In the continuing saga of the General Services Administration (GSA), Chief Dan Tangherlini faced the Senate Homeland Security and Governmental Affairs Committee this week to respond to questions concerning the astounding lack of spend management his agency has shown in recent years, most of which came to light following a lavish April 2010 training conference in Las Vegas.
Tangherlini claims there has been an extensive restructuring of authority, implementation of cost-saving measures and a more stringent spend management policy, as well as increased scrutiny and oversight.
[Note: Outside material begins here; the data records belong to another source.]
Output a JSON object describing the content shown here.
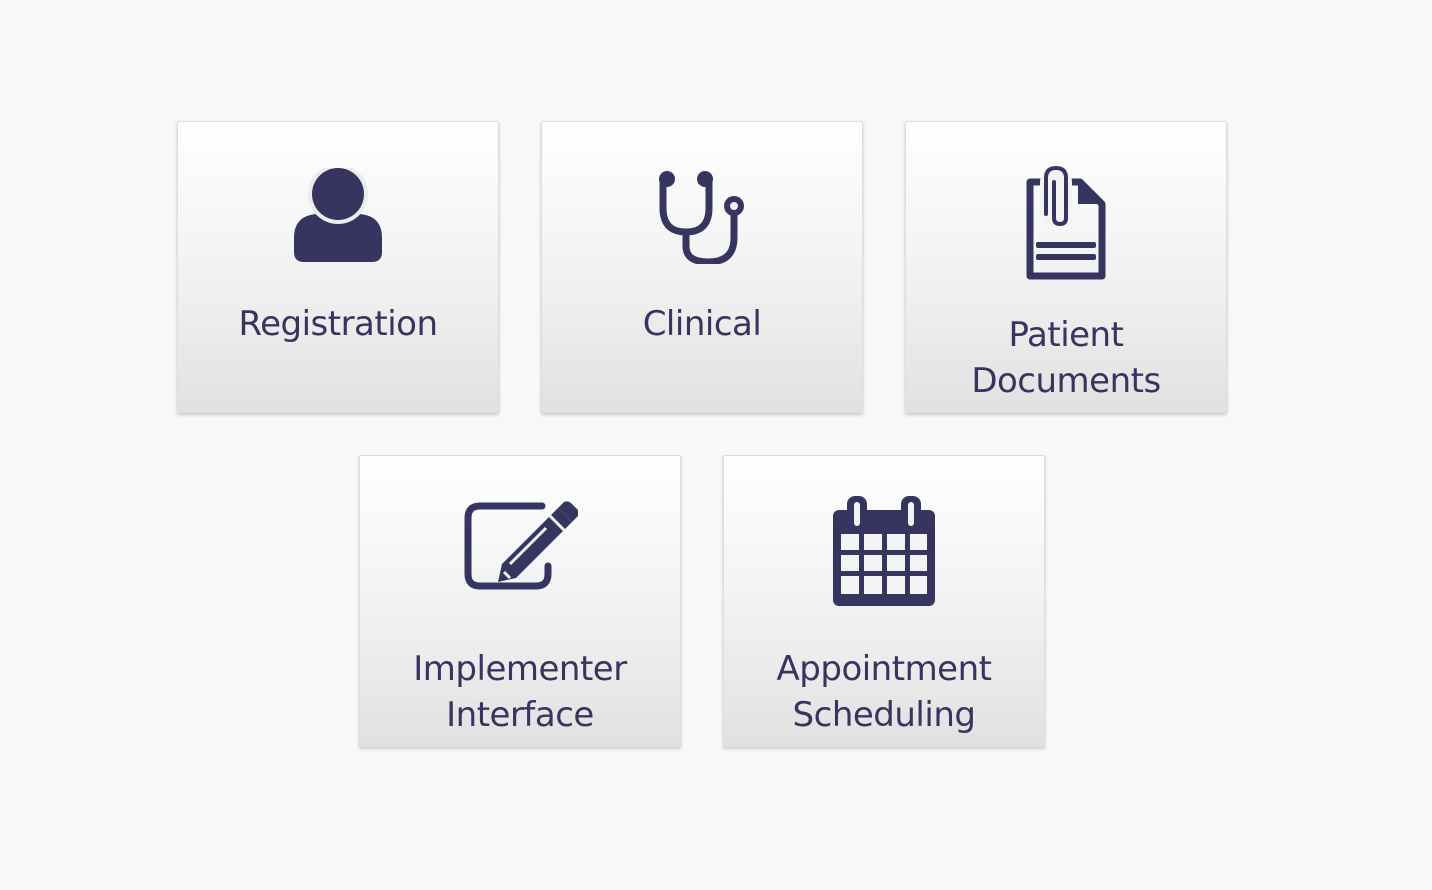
{
  "colors": {
    "background": "#f8f8f8",
    "tile_top": "#ffffff",
    "tile_bottom": "#e1e1e1",
    "icon_and_text": "#363560"
  },
  "apps": [
    {
      "label_lines": [
        "Registration"
      ],
      "icon": "user-icon"
    },
    {
      "label_lines": [
        "Clinical"
      ],
      "icon": "stethoscope-icon"
    },
    {
      "label_lines": [
        "Patient",
        "Documents"
      ],
      "icon": "attached-document-icon"
    },
    {
      "label_lines": [
        "Implementer",
        "Interface"
      ],
      "icon": "edit-pencil-icon"
    },
    {
      "label_lines": [
        "Appointment",
        "Scheduling"
      ],
      "icon": "calendar-icon"
    }
  ]
}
However, Senator Susan Collins (R-Maine) pointed out that abuse has continued, citing instances such as “a 2012 leadership conference in Napa Valley, Calif., that cost $40,000, a relocation allowance of $300,000 for one employee who left after one year, and trips to Hawaii by five or six GSA employees for a ribbon-cutting ceremony that lasted one hour.” (GovExec.com)
With no concrete system in place to track expenditures, there is little wonder that problems persist to the point where regional GSA administrators are generally unable to provide specific answers about their accounting and spending policies, resulting in a culture of abuse and little accountability for poor expense management. The GSA has shown a willingness to rectify mistakes by cancelling 47 conferences, saving more than $11 million dollars. Still, with more than 40% of GSA employees making more than $100,000 due to excessive overtime billing and an out-of-control bonus system, the GSA (and Tangherlini) has a long way to go in order to right the ship.
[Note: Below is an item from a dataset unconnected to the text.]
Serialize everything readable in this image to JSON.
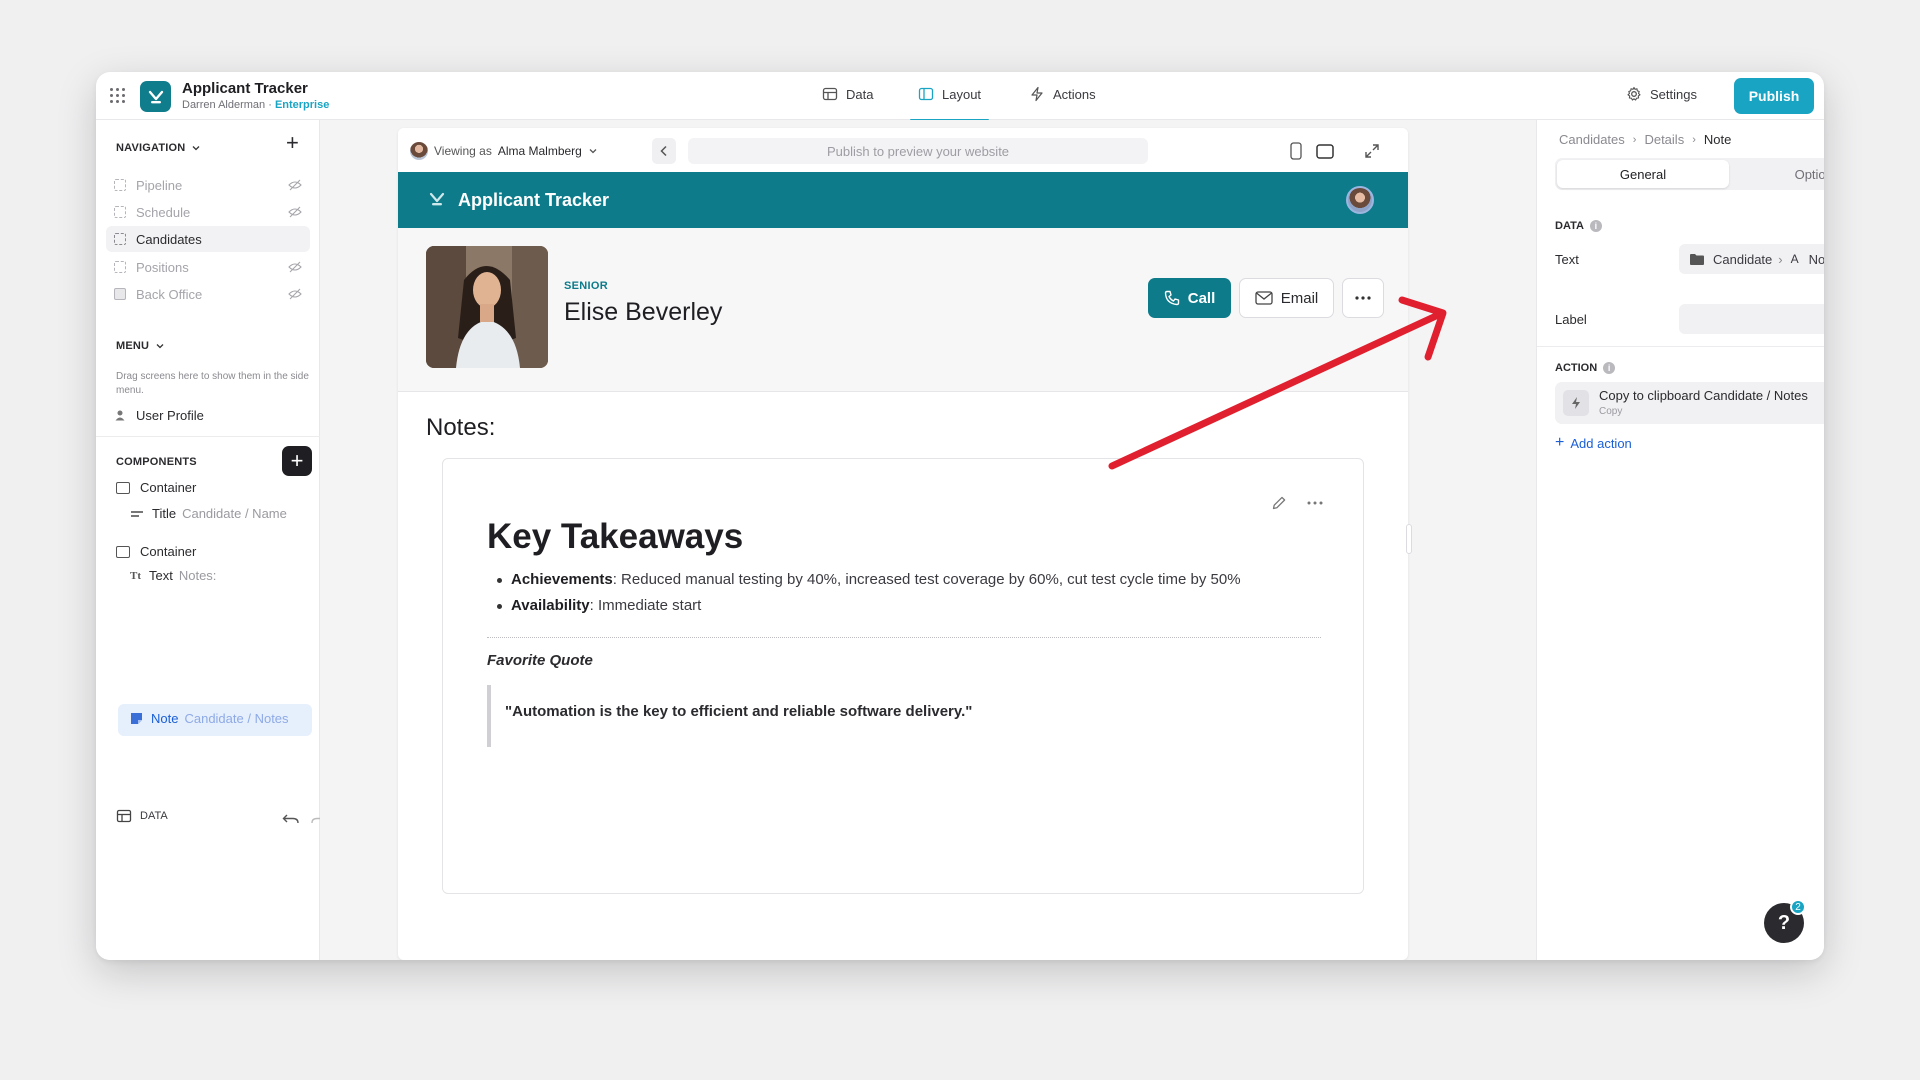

In response to the spotlight of scrutiny, Tangherlini stated, “In this time of shrinking budgets, GSA’s mission of delivering savings has never been more important. It is our responsibility to make every taxpayer dollar count, and I am confident that the reforms that are underway at GSA will help us do exactly that.” (FCW)